“It is critically important that the government understands the industry's entire value chain, the level of activity and central function in the Norwegian coastal community,” Beltestad said. “When we see that we do not have tasks for our employees, we are obliged to notify them, that is what we are forced to do. We hope that the politicians listen, and wake up, so that any changes in taxation are based on facts and the knowledge that we know will emerge in the consultation round. The change cannot be made effective before 1 January, 2024. It is urgent if we are to succeed in reestablishing the trust of our customers and redundancies can be avoided. This is very serious.”

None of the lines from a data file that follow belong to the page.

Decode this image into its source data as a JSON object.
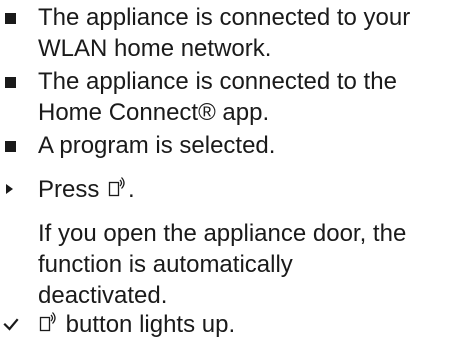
{
  "items": [
    {
      "type": "prerequisite",
      "marker": "square-bullet-icon",
      "lines": [
        "The appliance is connected to your",
        "WLAN home network."
      ]
    },
    {
      "type": "prerequisite",
      "marker": "square-bullet-icon",
      "lines": [
        "The appliance is connected to the",
        "Home Connect® app."
      ]
    },
    {
      "type": "prerequisite",
      "marker": "square-bullet-icon",
      "lines": [
        "A program is selected."
      ]
    }
  ],
  "step": {
    "marker": "triangle-step-icon",
    "before": "Press ",
    "icon": "remote-start-icon",
    "after": "."
  },
  "note": {
    "lines": [
      "If you open the appliance door, the",
      "function is automatically",
      "deactivated."
    ]
  },
  "result": {
    "marker": "check-icon",
    "icon": "remote-start-icon",
    "text": " button lights up."
  },
  "colors": {
    "text": "#1a1a1a",
    "background": "#ffffff"
  }
}
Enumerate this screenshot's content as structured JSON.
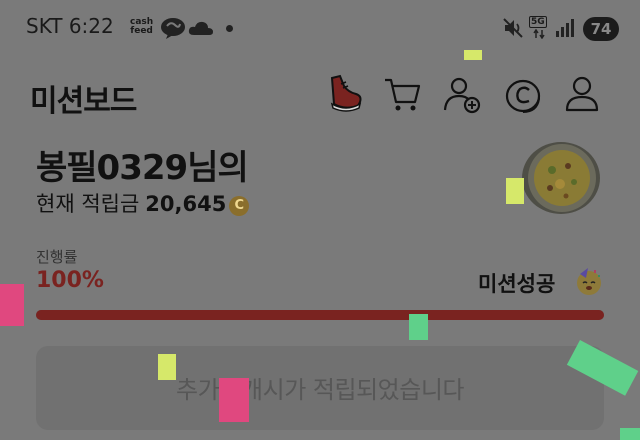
{
  "status_bar": {
    "carrier_time": "SKT 6:22",
    "cashfeed_line1": "cash",
    "cashfeed_line2": "feed",
    "network": "5G",
    "battery": "74"
  },
  "header": {
    "title": "미션보드",
    "icons": [
      "shoe-icon",
      "cart-icon",
      "add-user-icon",
      "coin-c-icon",
      "profile-icon"
    ]
  },
  "profile": {
    "greeting": "봉필0329님의",
    "points_label": "현재 적립금",
    "points_value": "20,645",
    "coin_symbol": "C"
  },
  "progress": {
    "label": "진행률",
    "value": "100%",
    "percent": 100,
    "status": "미션성공"
  },
  "notice": {
    "text": "추가 4개시가 적립되었습니다"
  },
  "colors": {
    "accent": "#7a2320",
    "overlay_bg": "#7a7a7a",
    "confetti": [
      "#d6e86a",
      "#e0487f",
      "#5fd08a"
    ]
  }
}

On 3 October, Lerøy announced it would not proceed with a 614-metric-ton (MT) maximum-allowed biomass farming permit it had purchased earlier in 2022 for NOK 123 million (USD 11.3 million, EUR 11.6 million), stating that increasing the overall tax rate from 22 to 62 percent “creates unreasonable framework conditions for the industry in Norway,” and also that it changes the scope and incentives for investments in areas other than maintenance capex.
Lerøy also said that all major new investments in the group’s value chain in Norway would “regrettably be put on hold” pending the decision on the new tax. Additionally, its board of directors decided to halt its NOK 420 million (USD 38.7 million, EUR 39.6 million) investment already underway to increase processing capacity at Skjervøy in Troms.
Photo courtesy of Lerøy Seafood